The nation’s major office sectors face a mixed bag of scenarios with some forging ahead while others face far longer roads to recovery. On the upside the sector remains popular with investors and, although vacancy rates remain well above pre-pandemic levels, occupancy is improving more quickly than expected in some areas as we start the journey back to normality.

Research released by Ray White Commercial this week labels Sydney among the hardest hit of the nation’s CBD locations. While the last six months saw vacancies rise sharply across all CBD and non-CBD’s across the country, Sydney in particular is grappling with a recalibrated workforce now more used to working from home and reluctant to commute despite social distancing and mask-wearing rules on public transport.

Space issues

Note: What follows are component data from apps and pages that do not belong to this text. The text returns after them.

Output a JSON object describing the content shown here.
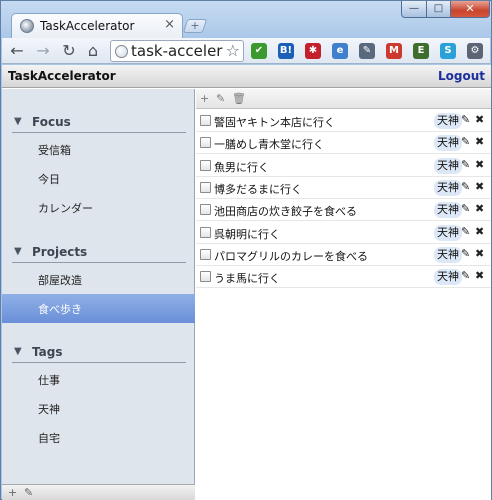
{
  "browser": {
    "tab_title": "TaskAccelerator",
    "tab_close": "×",
    "new_tab": "+",
    "window_controls": {
      "minimize": "—",
      "maximize": "□",
      "close": "✕"
    },
    "nav": {
      "back": "←",
      "forward": "→",
      "reload": "↻",
      "home": "⌂"
    },
    "omnibox_text": "task-accelerator",
    "bookmark_star": "☆",
    "extensions": [
      {
        "name": "check-extension",
        "label": "✔",
        "color": "#3a9a2e"
      },
      {
        "name": "hatena-bookmark",
        "label": "B!",
        "color": "#1b5fb8"
      },
      {
        "name": "asterisk-extension",
        "label": "✱",
        "color": "#c4202c"
      },
      {
        "name": "feed-extension",
        "label": "e",
        "color": "#3f7fcc"
      },
      {
        "name": "eyedropper-extension",
        "label": "✎",
        "color": "#5a6a7e"
      },
      {
        "name": "gmail-extension",
        "label": "M",
        "color": "#cc3a2f"
      },
      {
        "name": "evernote-extension",
        "label": "E",
        "color": "#3d6e2d"
      },
      {
        "name": "skype-extension",
        "label": "S",
        "color": "#2aa2d8"
      },
      {
        "name": "wrench-menu",
        "label": "⚙",
        "color": "#5b6575"
      }
    ]
  },
  "app": {
    "title": "TaskAccelerator",
    "logout": "Logout"
  },
  "sidebar": {
    "sections": [
      {
        "label": "Focus",
        "items": [
          "受信箱",
          "今日",
          "カレンダー"
        ]
      },
      {
        "label": "Projects",
        "items": [
          "部屋改造",
          "食べ歩き"
        ]
      },
      {
        "label": "Tags",
        "items": [
          "仕事",
          "天神",
          "自宅"
        ]
      }
    ],
    "selected_item": "食べ歩き",
    "footer": {
      "add": "+",
      "edit": "✎"
    }
  },
  "main": {
    "toolbar": {
      "add": "+",
      "edit": "✎",
      "delete": "🗑"
    },
    "tasks": [
      {
        "title": "警固ヤキトン本店に行く",
        "tag": "天神"
      },
      {
        "title": "一膳めし青木堂に行く",
        "tag": "天神"
      },
      {
        "title": "魚男に行く",
        "tag": "天神"
      },
      {
        "title": "博多だるまに行く",
        "tag": "天神"
      },
      {
        "title": "池田商店の炊き餃子を食べる",
        "tag": "天神"
      },
      {
        "title": "呉朝明に行く",
        "tag": "天神"
      },
      {
        "title": "パロマグリルのカレーを食べる",
        "tag": "天神"
      },
      {
        "title": "うま馬に行く",
        "tag": "天神"
      }
    ],
    "edit_icon": "✎",
    "delete_icon": "✖"
  }
}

Large increases in new office space coming to market threaten to make high vacancy rates a long-term prospect. Ray White Commercial figures show 130,000sqm of new and refurbished stock has already entered Sydney’s office market in the last 12 months with minimal commitment. Compounding the situation is the low levels of office space withdrawn plus the high volume of stock still under construction – some 280,000sqm of office space set to debut over the next 18 months. This new stock comprises not only five new constructions but also five refurbished properties. About half the space is pre-committed.  

These factors will keep Sydney’s vacancy rate “at a prolonged high” Ray White reports, warning landlords need to prepare for ongoing pressure on lease terms and other incentives which are currently running between 29 per cent and 32 per cent. Face rents are holding firm, prime stock averaging $1080sqm and secondary assets, $860sqm Ray White figures show.

Uncertainty prevails across the market: some companies are opting for larger and more open workspaces while others choose to split their workforces between home and part-time office work to minimise capacity and make efforts to increase cleaning and hygiene. The verdict? “Over the coming years we expect a greater focus to be on automation and flexibility of floorplates to cater for less touch points and allow physical distancing however still being able to rationalise cost and reduce wasted space,” Ray White Commercial analysts say.

None of this uncertainty however has stopped investors. Quality investments are still as popular as always especially across Melbourne, Sydney and Brisbane. In addition to several large quality assets that changed hands in Sydney in late 2020 and early 2021, Ray White cites the sale of the South Tower at 39 Martin Place as auguring well for long-term confidence in Sydney’s CBD. The 31,999sqm office building is still under construction and sold in a JV with Investa Group for $800 million.

Going Out West

In contrast to the Sydney CBD, the city’s western hub of Parramatta stands out as an area well placed for a steady recovery in the next few years, according to Ray White Commercial.

Parramatta CBD has one of the better performing office markets in Australia with few major movements sparked by the pandemic said Ray White Commercial Head of Research Vanessa Rader said.

“Office users however are considering their accommodation options with many businesses rationalising space or looking for cost savings while taking advantage of the incentives currently on offer,” Ms Rader said. “Backfill is also a growing issue across this market, with completions over the last year and into 2021 resulting in tenant relocation and consolidation resulting in available backfill spaces including various government departments, Commonwealth Bank, and Telstra.”

Relief however will arrive throughout 2023 after hitting a peak. “With limited white-collar employment growth anticipated across the whole economy as we navigate a post-COVID-19 world, vacancies are anticipated to continue growing, peaking at 16.45 per cent in January 2023 before rapidly moving down as supply and demand levels normalise,” Ms Rader said.

Back to work

As far as the return to physical workplaces is concerned, Melbourne has led the charge according to the The Property Council of Australia’s first Office Occupancy Survey of the year. The survey, which calculates office occupancies on whether a tenant’s employees occupy the space or work from home, not whether a lease is in place, found that by the start of February, Melbourne’s occupancy had more than doubled since the weeks before Christmas when it was running at 13 per cent.

The figures were encouraging but only the start, said Property Council Chief Executive Ken Morrison. “While we have a long way to go to get back to pre-COVID levels, increased CBD occupancy is a godsend for the thousands of businesses that rely on bustling city centres to survive,” Mr Morrison said.

Sydney’s CBD experienced a 45 per cent occupancy rate increase despite the Northern Beaches lockdown, the Property Council survey found. Over half of those surveyed believe there will not be a noticeable increase in occupancy levels for three months at least.

Reluctance to head back to work was driven primarily by perceived risk of commuting on public transport and capacity concerns around buses and trains – while nearly 40 per cent cited changed workplace preferences.